[DATASET EXCERPTS]
==========

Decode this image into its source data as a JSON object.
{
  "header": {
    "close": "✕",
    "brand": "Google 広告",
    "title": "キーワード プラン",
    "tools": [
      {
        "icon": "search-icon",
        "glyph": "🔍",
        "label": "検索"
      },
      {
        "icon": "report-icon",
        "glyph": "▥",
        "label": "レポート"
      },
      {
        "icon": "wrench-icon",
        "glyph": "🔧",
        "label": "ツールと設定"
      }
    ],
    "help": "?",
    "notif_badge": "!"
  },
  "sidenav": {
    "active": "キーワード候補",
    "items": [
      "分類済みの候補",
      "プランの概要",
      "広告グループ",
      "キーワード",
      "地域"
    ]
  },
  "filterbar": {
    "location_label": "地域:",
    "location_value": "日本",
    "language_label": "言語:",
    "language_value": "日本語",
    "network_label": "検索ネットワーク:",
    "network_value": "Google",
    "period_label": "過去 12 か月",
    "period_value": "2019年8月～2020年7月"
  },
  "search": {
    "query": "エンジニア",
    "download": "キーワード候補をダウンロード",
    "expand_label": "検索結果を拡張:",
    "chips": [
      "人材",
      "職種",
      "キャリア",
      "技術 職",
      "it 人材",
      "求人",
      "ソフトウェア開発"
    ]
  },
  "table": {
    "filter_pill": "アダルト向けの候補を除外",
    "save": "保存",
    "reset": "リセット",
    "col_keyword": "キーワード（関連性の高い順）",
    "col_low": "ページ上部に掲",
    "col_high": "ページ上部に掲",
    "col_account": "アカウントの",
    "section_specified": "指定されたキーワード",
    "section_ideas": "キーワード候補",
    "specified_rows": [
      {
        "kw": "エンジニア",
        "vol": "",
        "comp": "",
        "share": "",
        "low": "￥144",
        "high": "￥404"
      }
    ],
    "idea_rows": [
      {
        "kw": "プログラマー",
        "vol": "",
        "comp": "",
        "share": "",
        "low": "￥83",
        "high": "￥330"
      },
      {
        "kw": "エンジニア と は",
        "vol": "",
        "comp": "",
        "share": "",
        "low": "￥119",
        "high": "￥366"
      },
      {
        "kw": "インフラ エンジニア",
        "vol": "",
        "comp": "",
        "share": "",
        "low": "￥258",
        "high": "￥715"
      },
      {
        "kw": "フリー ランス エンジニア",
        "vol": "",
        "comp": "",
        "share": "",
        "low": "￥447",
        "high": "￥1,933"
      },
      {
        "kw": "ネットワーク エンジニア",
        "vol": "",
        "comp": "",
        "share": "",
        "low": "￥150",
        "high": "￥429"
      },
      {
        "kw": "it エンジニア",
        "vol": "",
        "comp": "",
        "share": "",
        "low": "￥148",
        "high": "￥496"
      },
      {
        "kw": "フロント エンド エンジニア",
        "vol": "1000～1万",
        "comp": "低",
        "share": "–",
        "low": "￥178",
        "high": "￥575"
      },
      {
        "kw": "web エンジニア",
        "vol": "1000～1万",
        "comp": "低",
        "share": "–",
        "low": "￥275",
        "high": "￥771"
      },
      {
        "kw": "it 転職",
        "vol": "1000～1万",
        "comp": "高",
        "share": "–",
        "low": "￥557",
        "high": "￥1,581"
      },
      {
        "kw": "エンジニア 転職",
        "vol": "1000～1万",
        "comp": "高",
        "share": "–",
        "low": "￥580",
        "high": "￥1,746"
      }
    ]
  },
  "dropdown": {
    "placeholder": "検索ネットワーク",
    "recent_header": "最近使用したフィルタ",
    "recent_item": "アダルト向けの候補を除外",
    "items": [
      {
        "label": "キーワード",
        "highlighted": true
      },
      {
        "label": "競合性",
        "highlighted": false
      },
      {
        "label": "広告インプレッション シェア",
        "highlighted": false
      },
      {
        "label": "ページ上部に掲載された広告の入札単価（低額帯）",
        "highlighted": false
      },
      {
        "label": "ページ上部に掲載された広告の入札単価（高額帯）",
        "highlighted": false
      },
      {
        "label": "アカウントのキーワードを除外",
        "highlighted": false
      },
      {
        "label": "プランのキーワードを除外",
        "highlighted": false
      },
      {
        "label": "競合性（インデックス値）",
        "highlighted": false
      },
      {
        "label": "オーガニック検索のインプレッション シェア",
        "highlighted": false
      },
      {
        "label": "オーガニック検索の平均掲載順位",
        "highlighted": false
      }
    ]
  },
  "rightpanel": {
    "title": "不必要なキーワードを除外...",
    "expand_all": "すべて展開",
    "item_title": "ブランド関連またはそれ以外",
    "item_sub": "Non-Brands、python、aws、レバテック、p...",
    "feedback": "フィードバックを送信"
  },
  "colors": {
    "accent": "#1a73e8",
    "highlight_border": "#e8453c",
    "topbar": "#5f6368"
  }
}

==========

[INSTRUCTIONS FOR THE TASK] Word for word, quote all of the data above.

[SOLUTION]
Decode this image into its source data as a JSON object.
{
  "header": {
    "close": "✕",
    "brand": "Google 広告",
    "title": "キーワード プラン",
    "tools": [
      {
        "icon": "search-icon",
        "glyph": "🔍",
        "label": "検索"
      },
      {
        "icon": "report-icon",
        "glyph": "▥",
        "label": "レポート"
      },
      {
        "icon": "wrench-icon",
        "glyph": "🔧",
        "label": "ツールと設定"
      }
    ],
    "help": "?",
    "notif_badge": "!"
  },
  "sidenav": {
    "active": "キーワード候補",
    "items": [
      "分類済みの候補",
      "プランの概要",
      "広告グループ",
      "キーワード",
      "地域"
    ]
  },
  "filterbar": {
    "location_label": "地域:",
    "location_value": "日本",
    "language_label": "言語:",
    "language_value": "日本語",
    "network_label": "検索ネットワーク:",
    "network_value": "Google",
    "period_label": "過去 12 か月",
    "period_value": "2019年8月～2020年7月"
  },
  "search": {
    "query": "エンジニア",
    "download": "キーワード候補をダウンロード",
    "expand_label": "検索結果を拡張:",
    "chips": [
      "人材",
      "職種",
      "キャリア",
      "技術 職",
      "it 人材",
      "求人",
      "ソフトウェア開発"
    ]
  },
  "table": {
    "filter_pill": "アダルト向けの候補を除外",
    "save": "保存",
    "reset": "リセット",
    "col_keyword": "キーワード（関連性の高い順）",
    "col_low": "ページ上部に掲",
    "col_high": "ページ上部に掲",
    "col_account": "アカウントの",
    "section_specified": "指定されたキーワード",
    "section_ideas": "キーワード候補",
    "specified_rows": [
      {
        "kw": "エンジニア",
        "vol": "",
        "comp": "",
        "share": "",
        "low": "￥144",
        "high": "￥404"
      }
    ],
    "idea_rows": [
      {
        "kw": "プログラマー",
        "vol": "",
        "comp": "",
        "share": "",
        "low": "￥83",
        "high": "￥330"
      },
      {
        "kw": "エンジニア と は",
        "vol": "",
        "comp": "",
        "share": "",
        "low": "￥119",
        "high": "￥366"
      },
      {
        "kw": "インフラ エンジニア",
        "vol": "",
        "comp": "",
        "share": "",
        "low": "￥258",
        "high": "￥715"
      },
      {
        "kw": "フリー ランス エンジニア",
        "vol": "",
        "comp": "",
        "share": "",
        "low": "￥447",
        "high": "￥1,933"
      },
      {
        "kw": "ネットワーク エンジニア",
        "vol": "",
        "comp": "",
        "share": "",
        "low": "￥150",
        "high": "￥429"
      },
      {
        "kw": "it エンジニア",
        "vol": "",
        "comp": "",
        "share": "",
        "low": "￥148",
        "high": "￥496"
      },
      {
        "kw": "フロント エンド エンジニア",
        "vol": "1000～1万",
        "comp": "低",
        "share": "–",
        "low": "￥178",
        "high": "￥575"
      },
      {
        "kw": "web エンジニア",
        "vol": "1000～1万",
        "comp": "低",
        "share": "–",
        "low": "￥275",
        "high": "￥771"
      },
      {
        "kw": "it 転職",
        "vol": "1000～1万",
        "comp": "高",
        "share": "–",
        "low": "￥557",
        "high": "￥1,581"
      },
      {
        "kw": "エンジニア 転職",
        "vol": "1000～1万",
        "comp": "高",
        "share": "–",
        "low": "￥580",
        "high": "￥1,746"
      }
    ]
  },
  "dropdown": {
    "placeholder": "検索ネットワーク",
    "recent_header": "最近使用したフィルタ",
    "recent_item": "アダルト向けの候補を除外",
    "items": [
      {
        "label": "キーワード",
        "highlighted": true
      },
      {
        "label": "競合性",
        "highlighted": false
      },
      {
        "label": "広告インプレッション シェア",
        "highlighted": false
      },
      {
        "label": "ページ上部に掲載された広告の入札単価（低額帯）",
        "highlighted": false
      },
      {
        "label": "ページ上部に掲載された広告の入札単価（高額帯）",
        "highlighted": false
      },
      {
        "label": "アカウントのキーワードを除外",
        "highlighted": false
      },
      {
        "label": "プランのキーワードを除外",
        "highlighted": false
      },
      {
        "label": "競合性（インデックス値）",
        "highlighted": false
      },
      {
        "label": "オーガニック検索のインプレッション シェア",
        "highlighted": false
      },
      {
        "label": "オーガニック検索の平均掲載順位",
        "highlighted": false
      }
    ]
  },
  "rightpanel": {
    "title": "不必要なキーワードを除外...",
    "expand_all": "すべて展開",
    "item_title": "ブランド関連またはそれ以外",
    "item_sub": "Non-Brands、python、aws、レバテック、p...",
    "feedback": "フィードバックを送信"
  },
  "colors": {
    "accent": "#1a73e8",
    "highlight_border": "#e8453c",
    "topbar": "#5f6368"
  }
}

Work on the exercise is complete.